The owners of Hobby Lobby and Conestoga Wood Specialties took their turn recently, when their lawyers argued before the Supreme Court. They object to a provision of Obamacare that violates their religious freedom because it mandates employers provide drugs and devices that can work not by preventing pregnancy, but by eliminating it by causing an early abortion.
These companies are headed by two great American families. The Greens of Oklahoma City own Hobby Lobby; the Hahns of Lancaster, Pa., run Conestoga Wood. Both families credit their success in life to their religious faith, which undergirds their business decisions.
Hobby Lobby, for example, owns more than 500 stores in 41 states. Don’t go there on Sunday, though, because they’re always closed. In fact, in today’s 24-hour-a-day culture, Hobby Lobby is open only 66 hours a week, to give employees plenty of time with friends and family. The company’s minimum wage for full-time employees is 90 percent higher than the federal minimum.
Likewise Conestoga. “My father founded the company on Christian principles,” Anthony Hahn told National Review last year. “Our faith is expressed in the way we run our business. Our goal in everything we do is to serve our customers and employees in a way that honors God.”
Obamacare directly challenges that right.
The mandate (which, like most laws these days, was written in large part by bureaucrats at the Department of Health and Human Services, rather than by elected lawmakers), comes with crippling penalties for noncompliance. Businesses could face a fine of $36,500 per employee per year if it doesn’t provide all 20 contraceptive drugs mandated under the coercive rule. That totals to $95,000 per day for Conestoga, and a staggering $1.3 million per day for Hobby Lobby.
Both families oppose forms of contraception that result in an abortion.
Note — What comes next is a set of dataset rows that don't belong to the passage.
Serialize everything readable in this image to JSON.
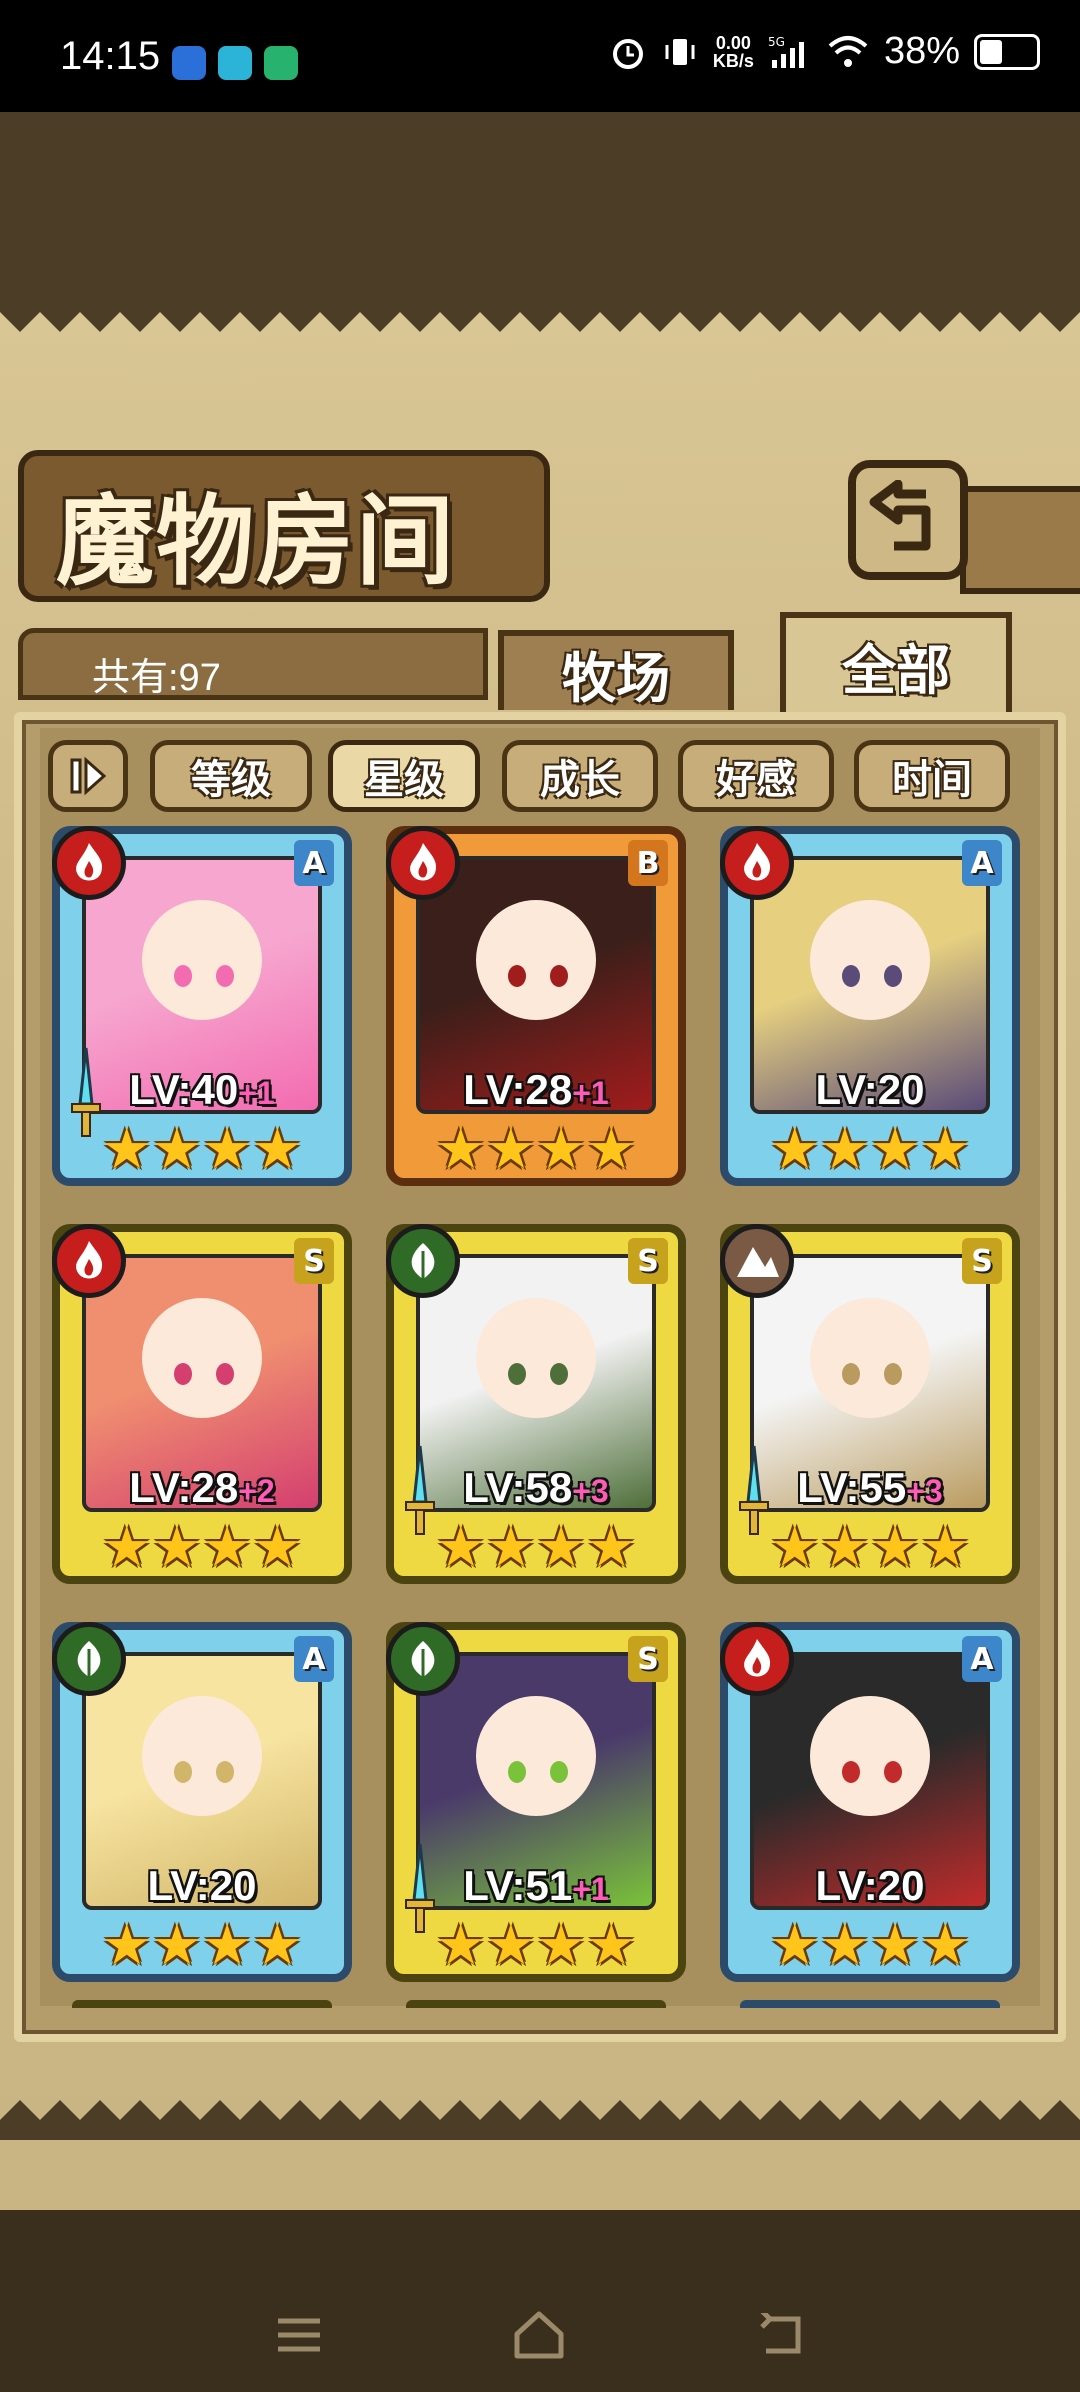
{
  "status_bar": {
    "time": "14:15",
    "net_speed": "0.00",
    "net_unit": "KB/s",
    "network": "5G",
    "battery": "38%",
    "battery_level": 0.38
  },
  "header": {
    "title": "魔物房间",
    "back_icon": "back-arrow-icon"
  },
  "count": {
    "label": "共有:97"
  },
  "tabs": [
    {
      "label": "牧场",
      "active": false
    },
    {
      "label": "全部",
      "active": true
    }
  ],
  "filters": [
    {
      "label": "等级",
      "active": false
    },
    {
      "label": "星级",
      "active": true
    },
    {
      "label": "成长",
      "active": false
    },
    {
      "label": "好感",
      "active": false
    },
    {
      "label": "时间",
      "active": false
    }
  ],
  "cards": [
    {
      "rank": "A",
      "element": "fire",
      "level": "LV:40",
      "plus": "+1",
      "stars": "★★★★",
      "weapon": true,
      "palette": [
        "#f6a6cf",
        "#f36bb0"
      ]
    },
    {
      "rank": "B",
      "element": "fire",
      "level": "LV:28",
      "plus": "+1",
      "stars": "★★★★",
      "weapon": false,
      "palette": [
        "#3a1f1a",
        "#a11c1c"
      ]
    },
    {
      "rank": "A",
      "element": "fire",
      "level": "LV:20",
      "plus": "",
      "stars": "★★★★",
      "weapon": false,
      "palette": [
        "#e6d080",
        "#5a4b78"
      ]
    },
    {
      "rank": "S",
      "element": "fire",
      "level": "LV:28",
      "plus": "+2",
      "stars": "★★★★",
      "weapon": false,
      "palette": [
        "#f08f70",
        "#d43f70"
      ]
    },
    {
      "rank": "S",
      "element": "grass",
      "level": "LV:58",
      "plus": "+3",
      "stars": "★★★★",
      "weapon": true,
      "palette": [
        "#f2f2f2",
        "#4f6f3a"
      ]
    },
    {
      "rank": "S",
      "element": "earth",
      "level": "LV:55",
      "plus": "+3",
      "stars": "★★★★",
      "weapon": true,
      "palette": [
        "#f4f4f4",
        "#b99b5f"
      ]
    },
    {
      "rank": "A",
      "element": "grass",
      "level": "LV:20",
      "plus": "",
      "stars": "★★★★",
      "weapon": false,
      "palette": [
        "#f7e4a0",
        "#d1b56a"
      ]
    },
    {
      "rank": "S",
      "element": "grass",
      "level": "LV:51",
      "plus": "+1",
      "stars": "★★★★",
      "weapon": true,
      "palette": [
        "#4a3a6a",
        "#7ac23a"
      ]
    },
    {
      "rank": "A",
      "element": "fire",
      "level": "LV:20",
      "plus": "",
      "stars": "★★★★",
      "weapon": false,
      "palette": [
        "#2a2a2a",
        "#c22b2b"
      ]
    }
  ],
  "nav": {
    "menu_icon": "menu-icon",
    "home_icon": "home-icon",
    "back_icon": "back-icon"
  }
}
Compelling them to provide such drugs violates their freedom of religion.
Keep in mind that the Greens already provide 16 of the 20 contraceptives that the Obamacare mandate requires. As Anthony Hahn puts it, “Before the mandate, women already had access to all the drugs the mandate would force us to provide. They still have that access. We simply believe that those who have moral convictions against providing certain potentially life-ending drugs shouldn’t be forced to do so.”
However, the Obama administration wasn’t willing to compromise. That’s odd, as it’s been handing out waivers to just about anyone else. The Becket Fund (representing the Green family) notes that tens of millions have been excluded from this mandate for other reasons. On this ground, apparently, the federal government is prepared to make its stand.
We’ll see what the Supreme Court says. A ruling is expected in late June.
Regardless, just by standing up and speaking out, the Green and Hahn families have scored a victory for religious freedom in America. In doing so, they rightfully earned this year’s Salvatori Prize for American Citizenship, presented by the Heritage Foundation in New Orleans last week. Hopefully, this is just the first of many accolades they’ll share.